### WORK TO BE COMPLETED
Copy the entries that appear below in full, leaving out any picture among them.
━━━━
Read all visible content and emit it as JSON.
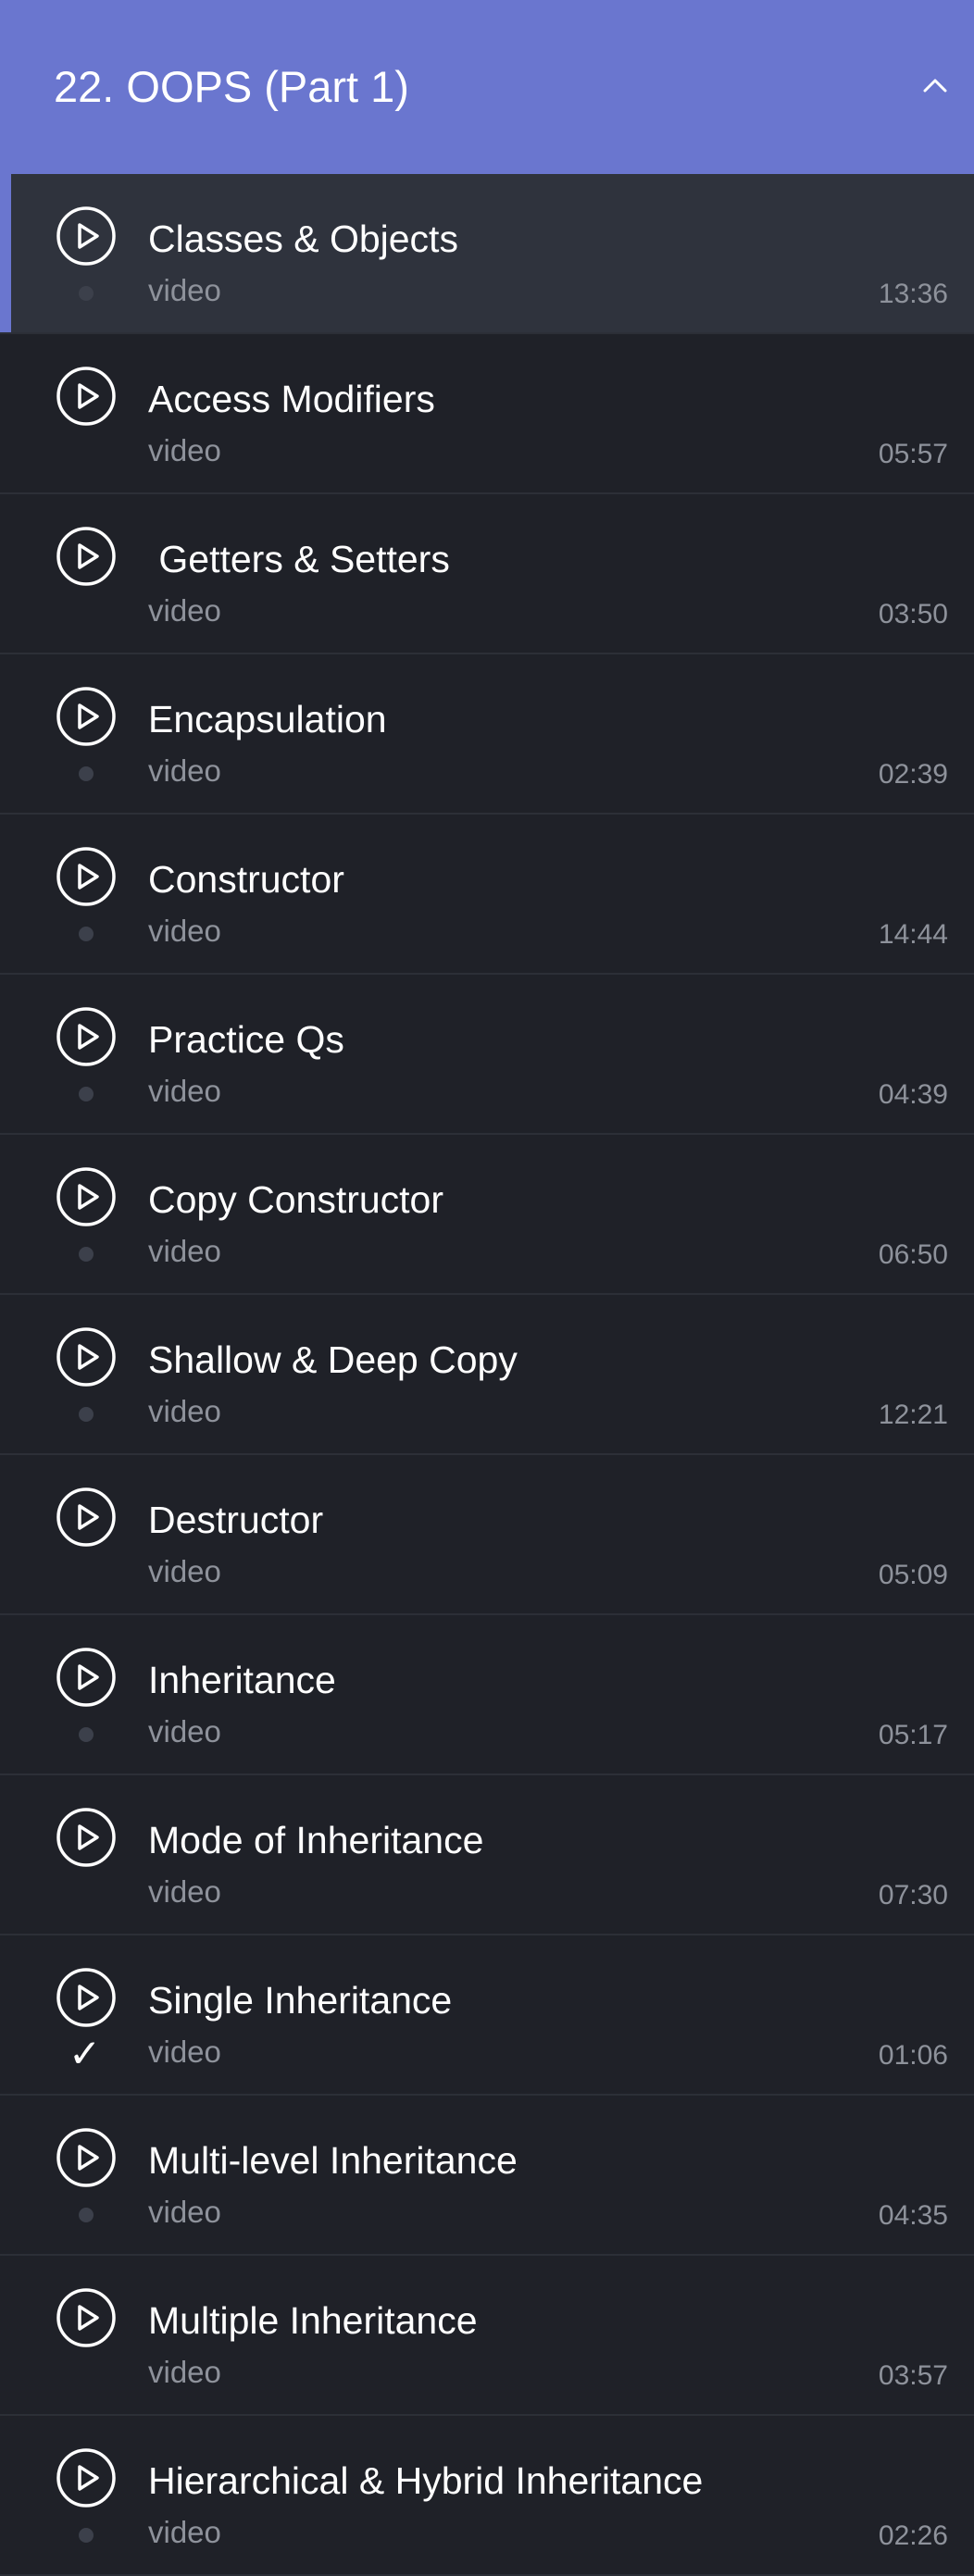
{
  "section": {
    "title": "22. OOPS (Part 1)",
    "collapse_icon": "chevron-up-icon"
  },
  "colors": {
    "header_bg": "#6a76cf",
    "accent": "#6a76cf",
    "list_bg": "#1f2128",
    "active_row_bg": "#2f333d",
    "muted_text": "#8e929b"
  },
  "lessons": [
    {
      "title": "Classes & Objects",
      "type": "video",
      "duration": "13:36",
      "status": "dot",
      "active": true
    },
    {
      "title": "Access Modifiers",
      "type": "video",
      "duration": "05:57",
      "status": "none",
      "active": false
    },
    {
      "title": " Getters & Setters",
      "type": "video",
      "duration": "03:50",
      "status": "none",
      "active": false
    },
    {
      "title": "Encapsulation",
      "type": "video",
      "duration": "02:39",
      "status": "dot",
      "active": false
    },
    {
      "title": "Constructor",
      "type": "video",
      "duration": "14:44",
      "status": "dot",
      "active": false
    },
    {
      "title": "Practice Qs",
      "type": "video",
      "duration": "04:39",
      "status": "dot",
      "active": false
    },
    {
      "title": "Copy Constructor",
      "type": "video",
      "duration": "06:50",
      "status": "dot",
      "active": false
    },
    {
      "title": "Shallow & Deep Copy",
      "type": "video",
      "duration": "12:21",
      "status": "dot",
      "active": false
    },
    {
      "title": "Destructor",
      "type": "video",
      "duration": "05:09",
      "status": "none",
      "active": false
    },
    {
      "title": "Inheritance",
      "type": "video",
      "duration": "05:17",
      "status": "dot",
      "active": false
    },
    {
      "title": "Mode of Inheritance",
      "type": "video",
      "duration": "07:30",
      "status": "none",
      "active": false
    },
    {
      "title": "Single Inheritance",
      "type": "video",
      "duration": "01:06",
      "status": "check",
      "active": false
    },
    {
      "title": "Multi-level Inheritance",
      "type": "video",
      "duration": "04:35",
      "status": "dot",
      "active": false
    },
    {
      "title": "Multiple Inheritance",
      "type": "video",
      "duration": "03:57",
      "status": "none",
      "active": false
    },
    {
      "title": "Hierarchical & Hybrid Inheritance",
      "type": "video",
      "duration": "02:26",
      "status": "dot",
      "active": false
    }
  ],
  "check_glyph": "✓"
}
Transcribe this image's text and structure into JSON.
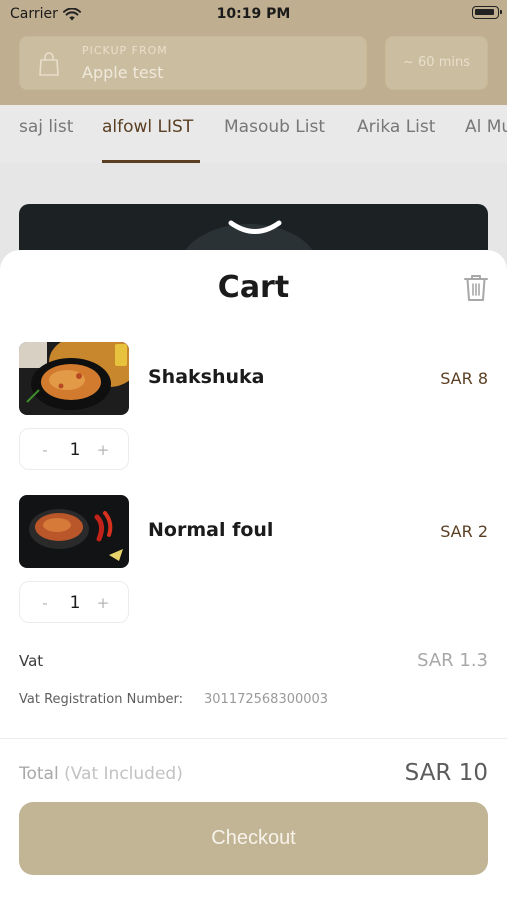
{
  "status_bar": {
    "carrier": "Carrier",
    "time": "10:19 PM"
  },
  "header": {
    "pickup_label": "PICKUP FROM",
    "pickup_value": "Apple test",
    "eta": "~ 60 mins"
  },
  "tabs": [
    {
      "label": "saj list"
    },
    {
      "label": "alfowl LIST",
      "active": true
    },
    {
      "label": "Masoub List"
    },
    {
      "label": "Arika List"
    },
    {
      "label": "Al Mu"
    }
  ],
  "cart": {
    "title": "Cart",
    "items": [
      {
        "name": "Shakshuka",
        "price": "SAR 8",
        "quantity": "1",
        "minus": "-",
        "plus": "+"
      },
      {
        "name": "Normal foul",
        "price": "SAR 2",
        "quantity": "1",
        "minus": "-",
        "plus": "+"
      }
    ],
    "vat_label": "Vat",
    "vat_value": "SAR 1.3",
    "vat_reg_label": "Vat Registration Number:",
    "vat_reg_value": "301172568300003",
    "total_label": "Total",
    "total_note": "(Vat Included)",
    "total_value": "SAR 10",
    "checkout_label": "Checkout"
  },
  "colors": {
    "accent": "#5a3f23",
    "header_bg": "#bfae8f",
    "checkout_bg": "#c2b595"
  },
  "icons": [
    "wifi-icon",
    "battery-icon",
    "shopping-bag-icon",
    "chevron-down-icon",
    "trash-icon"
  ]
}
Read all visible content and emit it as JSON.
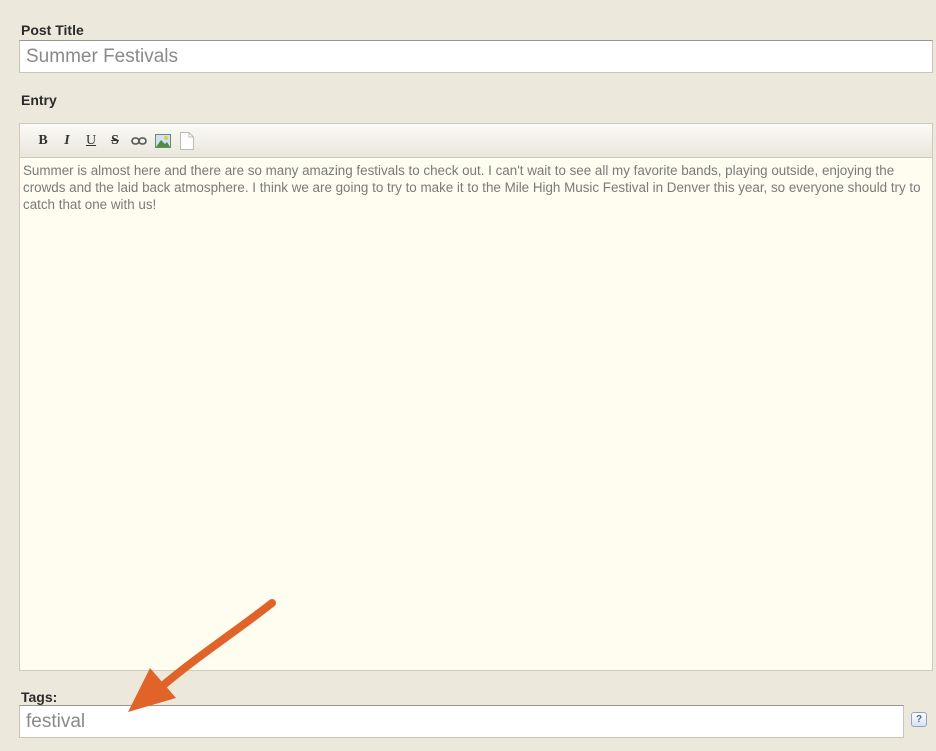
{
  "post_title": {
    "label": "Post Title",
    "value": "Summer Festivals"
  },
  "entry": {
    "label": "Entry",
    "toolbar": {
      "bold": "B",
      "italic": "I",
      "underline": "U",
      "strikethrough": "S",
      "link_icon": "link-icon",
      "image_icon": "image-icon",
      "page_icon": "page-icon"
    },
    "text": "Summer is almost here and there are so many amazing festivals to check out. I can't wait to see all my favorite bands, playing outside, enjoying the crowds and the laid back atmosphere. I think we are going to try to make it to the Mile High Music Festival in Denver this year, so everyone should try to catch that one with us!"
  },
  "tags": {
    "label": "Tags:",
    "value": "festival",
    "help_icon": "help-icon",
    "help_text": "?"
  },
  "colors": {
    "background": "#ede8dc",
    "editor_bg": "#fffdef",
    "arrow": "#e0642a"
  }
}
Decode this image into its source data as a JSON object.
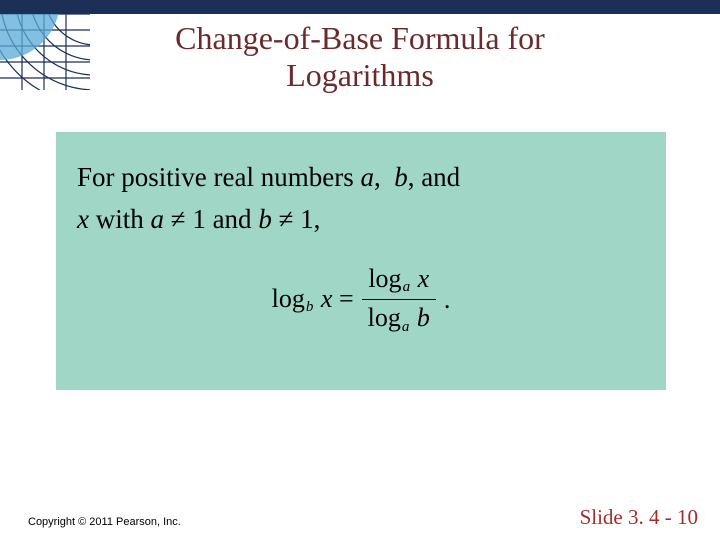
{
  "header": {
    "title_line1": "Change-of-Base Formula for",
    "title_line2": "Logarithms"
  },
  "body": {
    "statement_prefix": "For positive real numbers ",
    "var_a": "a",
    "comma_ab": ", ",
    "var_b": "b",
    "comma_band": ", and",
    "var_x": "x",
    "with_text": " with ",
    "cond_a": "a",
    "ne1": " ≠ 1",
    "and_text": " and ",
    "cond_b": "b",
    "ne1b": " ≠ 1,",
    "formula": {
      "lhs_log": "log",
      "lhs_sub": "b",
      "lhs_var": "x",
      "eq": " = ",
      "num_log": "log",
      "num_sub": "a",
      "num_var": "x",
      "den_log": "log",
      "den_sub": "a",
      "den_var": "b",
      "period": "."
    }
  },
  "footer": {
    "copyright": "Copyright © 2011 Pearson, Inc.",
    "slide": "Slide 3. 4 - 10"
  },
  "colors": {
    "topbar": "#1c2f57",
    "title": "#6b2b2b",
    "panel": "#9fd6c6",
    "slide_num": "#a62b2b"
  }
}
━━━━
### SOLUTION FOR THIS EXERCISE
Read all visible content and emit it as JSON.
{
  "section": {
    "title": "22. OOPS (Part 1)",
    "collapse_icon": "chevron-up-icon"
  },
  "colors": {
    "header_bg": "#6a76cf",
    "accent": "#6a76cf",
    "list_bg": "#1f2128",
    "active_row_bg": "#2f333d",
    "muted_text": "#8e929b"
  },
  "lessons": [
    {
      "title": "Classes & Objects",
      "type": "video",
      "duration": "13:36",
      "status": "dot",
      "active": true
    },
    {
      "title": "Access Modifiers",
      "type": "video",
      "duration": "05:57",
      "status": "none",
      "active": false
    },
    {
      "title": " Getters & Setters",
      "type": "video",
      "duration": "03:50",
      "status": "none",
      "active": false
    },
    {
      "title": "Encapsulation",
      "type": "video",
      "duration": "02:39",
      "status": "dot",
      "active": false
    },
    {
      "title": "Constructor",
      "type": "video",
      "duration": "14:44",
      "status": "dot",
      "active": false
    },
    {
      "title": "Practice Qs",
      "type": "video",
      "duration": "04:39",
      "status": "dot",
      "active": false
    },
    {
      "title": "Copy Constructor",
      "type": "video",
      "duration": "06:50",
      "status": "dot",
      "active": false
    },
    {
      "title": "Shallow & Deep Copy",
      "type": "video",
      "duration": "12:21",
      "status": "dot",
      "active": false
    },
    {
      "title": "Destructor",
      "type": "video",
      "duration": "05:09",
      "status": "none",
      "active": false
    },
    {
      "title": "Inheritance",
      "type": "video",
      "duration": "05:17",
      "status": "dot",
      "active": false
    },
    {
      "title": "Mode of Inheritance",
      "type": "video",
      "duration": "07:30",
      "status": "none",
      "active": false
    },
    {
      "title": "Single Inheritance",
      "type": "video",
      "duration": "01:06",
      "status": "check",
      "active": false
    },
    {
      "title": "Multi-level Inheritance",
      "type": "video",
      "duration": "04:35",
      "status": "dot",
      "active": false
    },
    {
      "title": "Multiple Inheritance",
      "type": "video",
      "duration": "03:57",
      "status": "none",
      "active": false
    },
    {
      "title": "Hierarchical & Hybrid Inheritance",
      "type": "video",
      "duration": "02:26",
      "status": "dot",
      "active": false
    }
  ],
  "check_glyph": "✓"
}
Transcribe this image's text and structure into JSON.
{
  "status_bar": {
    "carrier": "Carrier",
    "time": "10:19 PM"
  },
  "header": {
    "pickup_label": "PICKUP FROM",
    "pickup_value": "Apple test",
    "eta": "~ 60 mins"
  },
  "tabs": [
    {
      "label": "saj list"
    },
    {
      "label": "alfowl LIST",
      "active": true
    },
    {
      "label": "Masoub List"
    },
    {
      "label": "Arika List"
    },
    {
      "label": "Al Mu"
    }
  ],
  "cart": {
    "title": "Cart",
    "items": [
      {
        "name": "Shakshuka",
        "price": "SAR 8",
        "quantity": "1",
        "minus": "-",
        "plus": "+"
      },
      {
        "name": "Normal foul",
        "price": "SAR 2",
        "quantity": "1",
        "minus": "-",
        "plus": "+"
      }
    ],
    "vat_label": "Vat",
    "vat_value": "SAR 1.3",
    "vat_reg_label": "Vat Registration Number:",
    "vat_reg_value": "301172568300003",
    "total_label": "Total",
    "total_note": "(Vat Included)",
    "total_value": "SAR 10",
    "checkout_label": "Checkout"
  },
  "colors": {
    "accent": "#5a3f23",
    "header_bg": "#bfae8f",
    "checkout_bg": "#c2b595"
  },
  "icons": [
    "wifi-icon",
    "battery-icon",
    "shopping-bag-icon",
    "chevron-down-icon",
    "trash-icon"
  ]
}
Read all visible content and emit it as JSON.
{
  "post_title": {
    "label": "Post Title",
    "value": "Summer Festivals"
  },
  "entry": {
    "label": "Entry",
    "toolbar": {
      "bold": "B",
      "italic": "I",
      "underline": "U",
      "strikethrough": "S",
      "link_icon": "link-icon",
      "image_icon": "image-icon",
      "page_icon": "page-icon"
    },
    "text": "Summer is almost here and there are so many amazing festivals to check out. I can't wait to see all my favorite bands, playing outside, enjoying the crowds and the laid back atmosphere. I think we are going to try to make it to the Mile High Music Festival in Denver this year, so everyone should try to catch that one with us!"
  },
  "tags": {
    "label": "Tags:",
    "value": "festival",
    "help_icon": "help-icon",
    "help_text": "?"
  },
  "colors": {
    "background": "#ede8dc",
    "editor_bg": "#fffdef",
    "arrow": "#e0642a"
  }
}
Decode this image into its source data as a JSON object.
{
  "header": {
    "title_line1": "Change-of-Base Formula for",
    "title_line2": "Logarithms"
  },
  "body": {
    "statement_prefix": "For positive real numbers ",
    "var_a": "a",
    "comma_ab": ", ",
    "var_b": "b",
    "comma_band": ", and",
    "var_x": "x",
    "with_text": " with ",
    "cond_a": "a",
    "ne1": " ≠ 1",
    "and_text": " and ",
    "cond_b": "b",
    "ne1b": " ≠ 1,",
    "formula": {
      "lhs_log": "log",
      "lhs_sub": "b",
      "lhs_var": "x",
      "eq": " = ",
      "num_log": "log",
      "num_sub": "a",
      "num_var": "x",
      "den_log": "log",
      "den_sub": "a",
      "den_var": "b",
      "period": "."
    }
  },
  "footer": {
    "copyright": "Copyright © 2011 Pearson, Inc.",
    "slide": "Slide 3. 4 - 10"
  },
  "colors": {
    "topbar": "#1c2f57",
    "title": "#6b2b2b",
    "panel": "#9fd6c6",
    "slide_num": "#a62b2b"
  }
}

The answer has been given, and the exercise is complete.